▶ _WHAT THE TASK ASKS_
Look through the data that follows and work out how many lines contain the string "JSON". Nothing but that number should be given.
____________________
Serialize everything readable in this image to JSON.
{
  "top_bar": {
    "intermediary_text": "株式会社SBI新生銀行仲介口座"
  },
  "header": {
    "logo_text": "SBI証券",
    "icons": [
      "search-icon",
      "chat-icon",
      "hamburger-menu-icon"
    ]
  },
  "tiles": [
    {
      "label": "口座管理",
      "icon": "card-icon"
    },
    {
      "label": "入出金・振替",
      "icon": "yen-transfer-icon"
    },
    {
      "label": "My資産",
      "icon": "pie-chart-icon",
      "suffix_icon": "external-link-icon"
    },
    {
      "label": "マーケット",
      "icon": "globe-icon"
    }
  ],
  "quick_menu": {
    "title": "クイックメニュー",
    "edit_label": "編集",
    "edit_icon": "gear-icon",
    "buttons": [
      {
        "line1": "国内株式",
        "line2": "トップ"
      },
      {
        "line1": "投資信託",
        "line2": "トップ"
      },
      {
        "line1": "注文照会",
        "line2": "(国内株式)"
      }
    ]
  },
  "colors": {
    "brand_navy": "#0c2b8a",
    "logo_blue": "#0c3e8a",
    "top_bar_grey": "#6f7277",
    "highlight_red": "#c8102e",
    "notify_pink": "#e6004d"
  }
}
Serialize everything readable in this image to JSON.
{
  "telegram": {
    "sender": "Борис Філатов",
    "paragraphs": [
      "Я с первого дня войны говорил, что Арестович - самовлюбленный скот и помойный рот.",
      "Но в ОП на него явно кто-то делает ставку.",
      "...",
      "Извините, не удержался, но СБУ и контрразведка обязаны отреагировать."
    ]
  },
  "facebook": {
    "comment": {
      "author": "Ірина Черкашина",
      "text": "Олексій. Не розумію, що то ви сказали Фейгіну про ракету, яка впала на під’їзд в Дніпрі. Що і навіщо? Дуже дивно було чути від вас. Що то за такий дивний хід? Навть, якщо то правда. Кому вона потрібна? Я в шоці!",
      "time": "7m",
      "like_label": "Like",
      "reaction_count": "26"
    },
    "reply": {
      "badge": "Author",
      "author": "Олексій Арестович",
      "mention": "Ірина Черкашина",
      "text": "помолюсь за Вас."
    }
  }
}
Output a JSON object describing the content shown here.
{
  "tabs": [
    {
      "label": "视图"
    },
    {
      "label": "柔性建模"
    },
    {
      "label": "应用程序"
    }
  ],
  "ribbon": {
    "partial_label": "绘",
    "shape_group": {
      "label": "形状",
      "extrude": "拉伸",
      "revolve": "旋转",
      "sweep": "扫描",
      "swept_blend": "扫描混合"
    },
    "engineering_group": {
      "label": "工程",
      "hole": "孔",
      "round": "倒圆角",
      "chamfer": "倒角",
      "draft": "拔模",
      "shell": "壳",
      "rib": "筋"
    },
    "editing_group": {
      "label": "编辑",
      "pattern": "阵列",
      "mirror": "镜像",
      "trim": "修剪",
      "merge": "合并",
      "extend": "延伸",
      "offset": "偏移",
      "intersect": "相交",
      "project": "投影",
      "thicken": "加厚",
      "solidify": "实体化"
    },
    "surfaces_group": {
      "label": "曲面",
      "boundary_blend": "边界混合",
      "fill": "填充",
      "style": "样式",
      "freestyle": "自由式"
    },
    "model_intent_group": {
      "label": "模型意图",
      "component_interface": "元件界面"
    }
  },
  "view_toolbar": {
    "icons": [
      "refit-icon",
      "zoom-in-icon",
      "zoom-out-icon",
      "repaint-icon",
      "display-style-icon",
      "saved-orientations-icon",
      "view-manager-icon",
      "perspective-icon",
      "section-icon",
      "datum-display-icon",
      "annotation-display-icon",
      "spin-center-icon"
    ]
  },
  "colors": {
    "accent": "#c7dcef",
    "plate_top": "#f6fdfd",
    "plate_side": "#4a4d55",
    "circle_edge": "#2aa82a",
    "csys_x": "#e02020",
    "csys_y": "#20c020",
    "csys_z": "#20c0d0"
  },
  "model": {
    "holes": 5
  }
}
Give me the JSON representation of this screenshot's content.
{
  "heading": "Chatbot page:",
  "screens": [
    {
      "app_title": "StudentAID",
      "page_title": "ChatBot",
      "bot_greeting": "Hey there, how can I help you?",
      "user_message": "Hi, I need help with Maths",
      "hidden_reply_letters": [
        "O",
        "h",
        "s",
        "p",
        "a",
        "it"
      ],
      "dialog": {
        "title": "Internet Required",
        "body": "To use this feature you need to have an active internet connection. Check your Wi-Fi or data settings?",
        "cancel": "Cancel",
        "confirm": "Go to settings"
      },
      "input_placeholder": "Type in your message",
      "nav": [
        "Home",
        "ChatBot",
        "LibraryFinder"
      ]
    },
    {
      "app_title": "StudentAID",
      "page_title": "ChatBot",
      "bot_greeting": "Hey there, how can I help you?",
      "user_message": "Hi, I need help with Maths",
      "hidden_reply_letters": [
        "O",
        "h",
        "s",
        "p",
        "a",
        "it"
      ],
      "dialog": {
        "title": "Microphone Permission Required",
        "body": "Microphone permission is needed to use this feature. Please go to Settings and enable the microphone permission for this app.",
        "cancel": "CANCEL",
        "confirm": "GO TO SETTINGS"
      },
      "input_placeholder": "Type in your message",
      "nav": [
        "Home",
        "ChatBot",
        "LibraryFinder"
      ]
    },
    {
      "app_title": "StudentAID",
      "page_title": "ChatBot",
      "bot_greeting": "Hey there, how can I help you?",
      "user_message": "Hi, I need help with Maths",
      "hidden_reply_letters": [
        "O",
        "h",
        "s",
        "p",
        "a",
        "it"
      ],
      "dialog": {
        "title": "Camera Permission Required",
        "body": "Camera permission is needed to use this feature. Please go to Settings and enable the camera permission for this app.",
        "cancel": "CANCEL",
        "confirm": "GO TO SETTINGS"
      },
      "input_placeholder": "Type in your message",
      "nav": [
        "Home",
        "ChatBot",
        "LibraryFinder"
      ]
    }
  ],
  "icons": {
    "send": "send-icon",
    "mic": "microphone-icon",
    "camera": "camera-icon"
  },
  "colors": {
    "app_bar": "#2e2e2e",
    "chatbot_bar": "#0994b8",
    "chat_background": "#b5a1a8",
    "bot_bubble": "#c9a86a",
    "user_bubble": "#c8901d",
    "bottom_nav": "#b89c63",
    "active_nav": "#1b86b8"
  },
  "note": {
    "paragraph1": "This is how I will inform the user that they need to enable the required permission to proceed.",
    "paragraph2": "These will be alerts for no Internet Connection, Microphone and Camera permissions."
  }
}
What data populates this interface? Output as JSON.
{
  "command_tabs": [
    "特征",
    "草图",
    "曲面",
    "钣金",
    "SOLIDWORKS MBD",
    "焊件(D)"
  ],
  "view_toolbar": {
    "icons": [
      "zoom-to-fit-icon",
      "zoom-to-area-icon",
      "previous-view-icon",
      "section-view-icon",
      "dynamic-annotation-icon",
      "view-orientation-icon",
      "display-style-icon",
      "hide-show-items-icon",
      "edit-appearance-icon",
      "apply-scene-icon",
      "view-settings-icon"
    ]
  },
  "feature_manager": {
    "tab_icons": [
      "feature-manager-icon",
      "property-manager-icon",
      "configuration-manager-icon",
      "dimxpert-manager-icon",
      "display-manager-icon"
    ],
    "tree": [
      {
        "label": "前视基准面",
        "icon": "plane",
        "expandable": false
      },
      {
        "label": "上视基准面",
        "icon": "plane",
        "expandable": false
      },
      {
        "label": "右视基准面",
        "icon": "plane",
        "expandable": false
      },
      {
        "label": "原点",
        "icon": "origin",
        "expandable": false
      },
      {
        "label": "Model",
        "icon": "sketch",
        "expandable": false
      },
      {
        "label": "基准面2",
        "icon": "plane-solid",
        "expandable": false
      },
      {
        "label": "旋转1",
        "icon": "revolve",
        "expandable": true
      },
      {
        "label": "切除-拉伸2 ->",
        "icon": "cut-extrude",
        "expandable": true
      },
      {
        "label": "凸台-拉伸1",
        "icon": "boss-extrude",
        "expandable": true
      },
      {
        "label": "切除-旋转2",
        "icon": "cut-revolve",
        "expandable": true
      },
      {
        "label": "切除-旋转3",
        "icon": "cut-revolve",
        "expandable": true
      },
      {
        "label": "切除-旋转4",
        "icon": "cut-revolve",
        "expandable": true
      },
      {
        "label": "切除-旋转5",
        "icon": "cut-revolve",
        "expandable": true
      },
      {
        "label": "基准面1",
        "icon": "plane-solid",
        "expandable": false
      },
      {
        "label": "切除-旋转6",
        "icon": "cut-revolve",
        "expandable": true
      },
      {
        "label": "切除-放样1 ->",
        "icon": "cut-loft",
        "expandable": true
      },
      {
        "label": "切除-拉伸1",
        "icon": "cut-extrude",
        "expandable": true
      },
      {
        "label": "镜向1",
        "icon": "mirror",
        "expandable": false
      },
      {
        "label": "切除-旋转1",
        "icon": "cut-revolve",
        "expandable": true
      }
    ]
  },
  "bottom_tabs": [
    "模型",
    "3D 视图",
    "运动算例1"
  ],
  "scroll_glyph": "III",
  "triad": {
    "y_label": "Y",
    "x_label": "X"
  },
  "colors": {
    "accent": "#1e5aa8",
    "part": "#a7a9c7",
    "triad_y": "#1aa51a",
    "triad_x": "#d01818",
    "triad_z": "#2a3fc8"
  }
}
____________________
▶ _COMPLETED EXERCISE_
5